Health care is one issue on which I am not terribly conservative anymore. Being uninsured for as long as I have, without needed medications, and with only the most tenuous prospect of being able to deal reasonably with even a non-catastrophic illness, a single-payer nationalize plan looks increasingly attractive to me. Philosophically, I strongly believe that access to health care ought not to depend upon one's ability to pay. I feel the same way about justice- and the fact is that in our legal system the ability of the rich to hire the best attorneys and to pay expert witnesses are only two of the ways in which equal protection under the law is more of an ideal than a reality in America.
There remain, to be sure, excellent arguments as to why a single-payer plan would be less than id…
The 59-member Illinois State Senate will convene next week to begin arrangements for the trial. Forty guilty votes will be required to convict Blagojevich and remove him from office.
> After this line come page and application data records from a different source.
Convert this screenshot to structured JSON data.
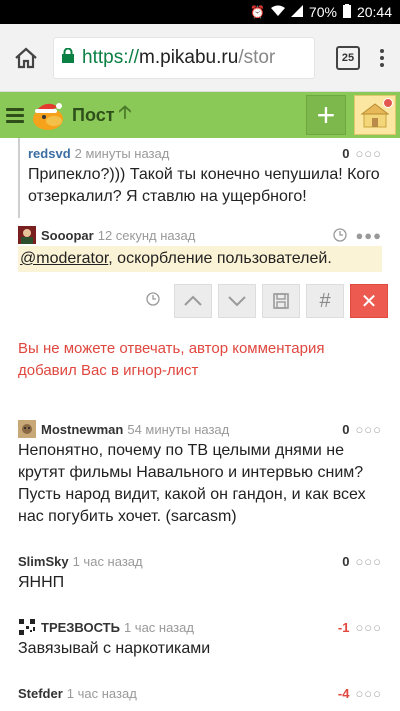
{
  "status_bar": {
    "battery": "70%",
    "time": "20:44"
  },
  "browser": {
    "url_scheme": "https://",
    "url_host": "m.pikabu.ru",
    "url_path": "/stor",
    "tab_count": "25"
  },
  "header": {
    "title": "Пост"
  },
  "comments": [
    {
      "author": "redsvd",
      "time": "2 минуты назад",
      "rating": "0",
      "text": "Припекло?))) Такой ты конечно чепушила! Кого отзеркалил? Я ставлю на ущербного!"
    },
    {
      "author": "Sooopar",
      "time": "12 секунд назад",
      "mention": "@moderator",
      "text": ", оскорбление пользователей."
    }
  ],
  "reply_tools": {
    "hash_label": "#"
  },
  "warning_text": "Вы не можете отвечать, автор комментария добавил Вас в игнор-лист",
  "more_comments": [
    {
      "author": "Mostnewman",
      "time": "54 минуты назад",
      "rating": "0",
      "text": "Непонятно, почему по ТВ целыми днями не крутят фильмы Навального и интервью сним? Пусть народ видит, какой он гандон, и как всех нас погубить хочет. (sarcasm)"
    },
    {
      "author": "SlimSky",
      "time": "1 час назад",
      "rating": "0",
      "text": "ЯННП"
    },
    {
      "author": "ТРЕЗВОСТЬ",
      "time": "1 час назад",
      "rating": "-1",
      "text": "Завязывай с наркотиками"
    },
    {
      "author": "Stefder",
      "time": "1 час назад",
      "rating": "-4",
      "text": ""
    }
  ],
  "colors": {
    "brand_green": "#8ac858",
    "negative": "#e0473f",
    "link_blue": "#3b6fa3"
  }
}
Should this take place, Lieutenant Governor Pat Quinn will take his place.
When a statewide race is close enough, nobody will suggest that a recount is not in order. Unfortunately- though the Florida courts in 2000 were selectively cognisant of this fact- recounts are, if anything, often easier to manipulate with fraudulent intent than the original canvass.
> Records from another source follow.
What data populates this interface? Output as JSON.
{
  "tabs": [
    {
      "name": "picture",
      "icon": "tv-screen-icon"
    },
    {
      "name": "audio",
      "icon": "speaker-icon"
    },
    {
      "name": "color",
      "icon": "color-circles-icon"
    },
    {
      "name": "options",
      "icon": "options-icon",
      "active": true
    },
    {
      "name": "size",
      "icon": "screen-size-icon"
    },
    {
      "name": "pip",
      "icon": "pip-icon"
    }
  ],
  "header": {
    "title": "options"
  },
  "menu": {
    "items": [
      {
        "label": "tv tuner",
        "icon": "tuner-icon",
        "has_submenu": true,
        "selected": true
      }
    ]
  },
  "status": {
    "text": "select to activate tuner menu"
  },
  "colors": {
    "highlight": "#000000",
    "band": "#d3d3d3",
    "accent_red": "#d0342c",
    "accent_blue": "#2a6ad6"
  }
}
Experience teaches that when a Democrat is on the losing end of a close race, it is virtually inevitable that overlooked, uncounted votes should suddenly be discovered, that counted votes should be lost before the recount can be conducted, and that compelling reasons will be found for counting votes previously disqualified for reasonable causes- and quite possibly disqualifying votes previously counted. In Florida in 2000, Republican Secretary of State Katherine Harris had (the cherished Democratic myth to the contrary) no practical control over the initial count. The counties in which supporters of Al Gore claimed irregularities were uniformly Democratic counties in which practical control was exercised …
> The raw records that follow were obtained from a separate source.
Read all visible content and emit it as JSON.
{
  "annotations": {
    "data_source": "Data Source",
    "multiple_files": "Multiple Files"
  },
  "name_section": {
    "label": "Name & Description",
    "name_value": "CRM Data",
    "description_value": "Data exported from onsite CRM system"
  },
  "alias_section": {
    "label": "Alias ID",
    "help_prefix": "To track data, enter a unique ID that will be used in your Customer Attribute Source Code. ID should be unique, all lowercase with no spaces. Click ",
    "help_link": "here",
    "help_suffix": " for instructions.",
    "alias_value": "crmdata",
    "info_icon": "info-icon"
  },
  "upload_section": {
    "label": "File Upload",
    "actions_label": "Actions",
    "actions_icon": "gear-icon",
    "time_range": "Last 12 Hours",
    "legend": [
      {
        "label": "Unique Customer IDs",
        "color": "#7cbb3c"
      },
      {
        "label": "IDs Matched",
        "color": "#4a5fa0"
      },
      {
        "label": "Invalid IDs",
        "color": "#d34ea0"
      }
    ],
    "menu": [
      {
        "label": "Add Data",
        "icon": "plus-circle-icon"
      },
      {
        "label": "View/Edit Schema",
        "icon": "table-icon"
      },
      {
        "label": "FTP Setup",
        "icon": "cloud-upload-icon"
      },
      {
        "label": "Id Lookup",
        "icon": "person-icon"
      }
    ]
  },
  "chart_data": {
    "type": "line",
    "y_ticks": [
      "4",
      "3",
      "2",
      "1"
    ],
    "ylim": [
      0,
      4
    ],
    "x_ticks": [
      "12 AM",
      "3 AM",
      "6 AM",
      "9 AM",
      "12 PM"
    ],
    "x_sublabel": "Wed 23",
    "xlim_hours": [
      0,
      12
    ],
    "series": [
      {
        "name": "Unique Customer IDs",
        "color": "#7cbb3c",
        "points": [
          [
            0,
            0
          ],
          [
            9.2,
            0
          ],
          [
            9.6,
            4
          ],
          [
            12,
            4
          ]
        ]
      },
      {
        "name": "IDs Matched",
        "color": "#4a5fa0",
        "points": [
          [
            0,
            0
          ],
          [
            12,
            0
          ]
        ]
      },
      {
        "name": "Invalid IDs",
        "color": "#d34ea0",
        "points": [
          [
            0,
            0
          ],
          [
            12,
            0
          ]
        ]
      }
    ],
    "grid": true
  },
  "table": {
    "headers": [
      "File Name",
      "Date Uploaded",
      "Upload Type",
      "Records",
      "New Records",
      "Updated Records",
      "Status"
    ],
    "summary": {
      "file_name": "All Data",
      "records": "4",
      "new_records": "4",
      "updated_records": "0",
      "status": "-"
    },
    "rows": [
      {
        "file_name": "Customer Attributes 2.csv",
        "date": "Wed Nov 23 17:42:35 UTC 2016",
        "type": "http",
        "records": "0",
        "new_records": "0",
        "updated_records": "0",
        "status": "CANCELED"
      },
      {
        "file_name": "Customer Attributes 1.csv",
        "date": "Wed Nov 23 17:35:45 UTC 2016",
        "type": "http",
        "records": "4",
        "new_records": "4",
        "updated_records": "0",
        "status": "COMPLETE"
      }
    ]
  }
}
Michael Crichton- who, as the LA Times once observed, was probably the only man ever "to have a No. 1 book, No. 1 movie and No. 1 TV show all at the same time,” died on Election Day. That's no doubt one reason why his passing received less attention than one would expect for the death of the guy responsible for both Jurassic Park and ER.
But TIME omitted Crichton from its tribute to those who made news- whether by dying or otherwise- in 2008, and the media generally seem to have had surprisingly little to say about the death of a man who had such a profound impact on the popular culture.
For his best-known book, Jurassic Park, Crichton invented a fascinating and even compelling, but highly fictionalized, "villain:" Velociraptor, an admittedly vicious dino which, in reality, weighed only about seventy…